3- Delineate the epigenetic landscape of in vivo derived pig PGCs using genome wide profiling approaches, and compare the findings with available datasets from human in vivo and in vitro produced PGCs. We will also investigate the role of macroH2A during PGC specification.

These experiments will enable the identification of critical molecular determinants of pig PGC development in vivo, and for testing these putative regulators in human in vitro systems. These findings will serve as the basis for the improving the differentiation procedures to generate in vitro gametes from domestic animals and humans.

Planned Impact

The insight into these developmental mechanisms will contribute to 1- establish improved approaches for in vitro gamete production and their use in assisted reproduction in livestock and humans, and 2- facilitate the development of novel diagnostic and treatment approaches for germ cell tumours.

Who will benefit from this research?
Advances in the field of gamete and stem cell biology will benefit the areas of health science, regenerative medicine, assisted reproduction, pharmaceutical industry and biotechnology. These areas are within the strategic priorities of the BBSRC in Lifelong Health and Wellbeing and Global Food Security.

The key impact areas of this research are:

1. Advance in methodologies for in vitro production of gametes which are required by the pharmaceutical and medical industries as tools for drug screening and toxicological studies. These in vitro produced gametes will be useful for i) screening for effects of environmental pollutants and toxic compounds on folliculogenesis, ii) screening for compounds that can modulate gamete development and for the treatment of infertility. The applicants have established links with industrial partners and will seek to develop these technologies further in partnership with them.

2. Clinicians working in the area of cancer, in particular those related to germ cell cancers will benefit from our research that will contribute to advancing the understanding of tumourigenesis. This new understanding will lead to a better diagnosis and treatment.

3. Advances in methodologies for generating gametes in vitro will be instrumental for developing in vitro breeding procedures in farm animals that will greatly impact genetic selection and livestock productivity. We anticipate that these approaches could be developed rapidly within the course of this project for experimental testing, before they are taken up by livestock selection companies (within 5-10 years).

4. The training potential for the PDRAs working in this project is outstanding, as it offer highly specialized and cutting edge techniques in molecular genetics, bioinformatics and bioengineering that are relevant in the regenerative medicine (Biotech companies) and to livestock genetic selection (animal genetics companies).
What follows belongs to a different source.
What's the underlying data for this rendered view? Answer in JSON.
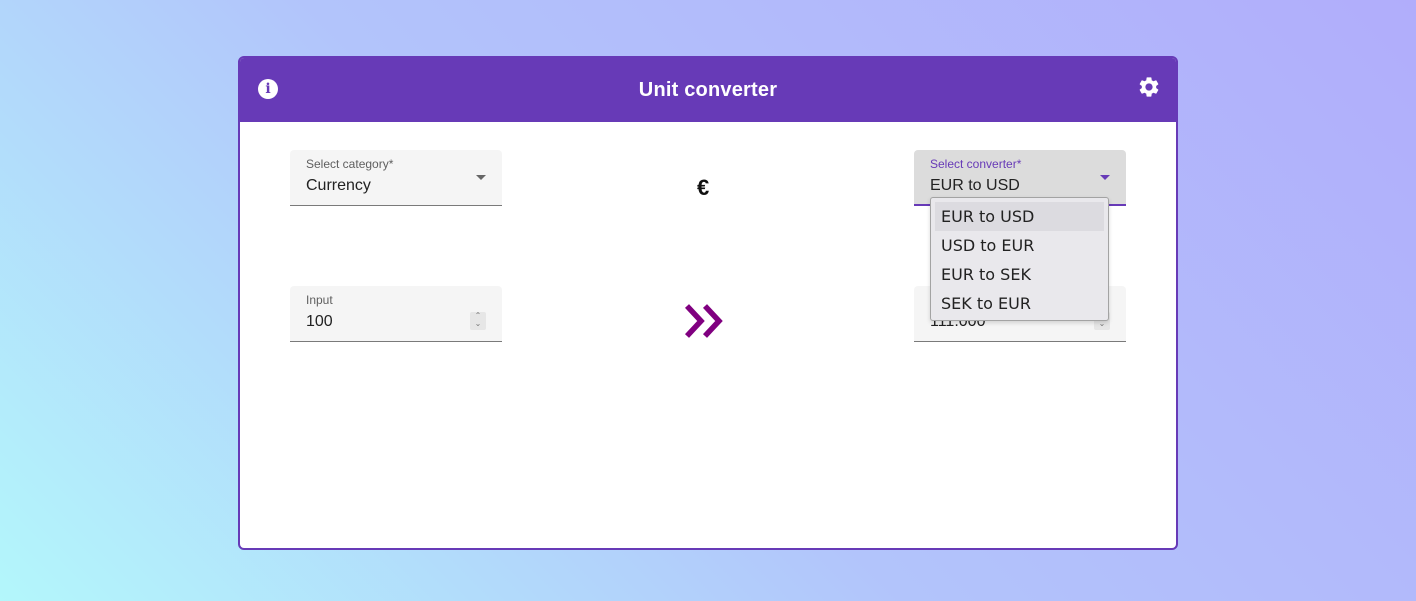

5. Development of in vitro gametes will be of interest to regulators and advisory bodies (HFEA, Academy of Medical Sciences) that will need to issue recommendations on the use of the new sources of human gametes.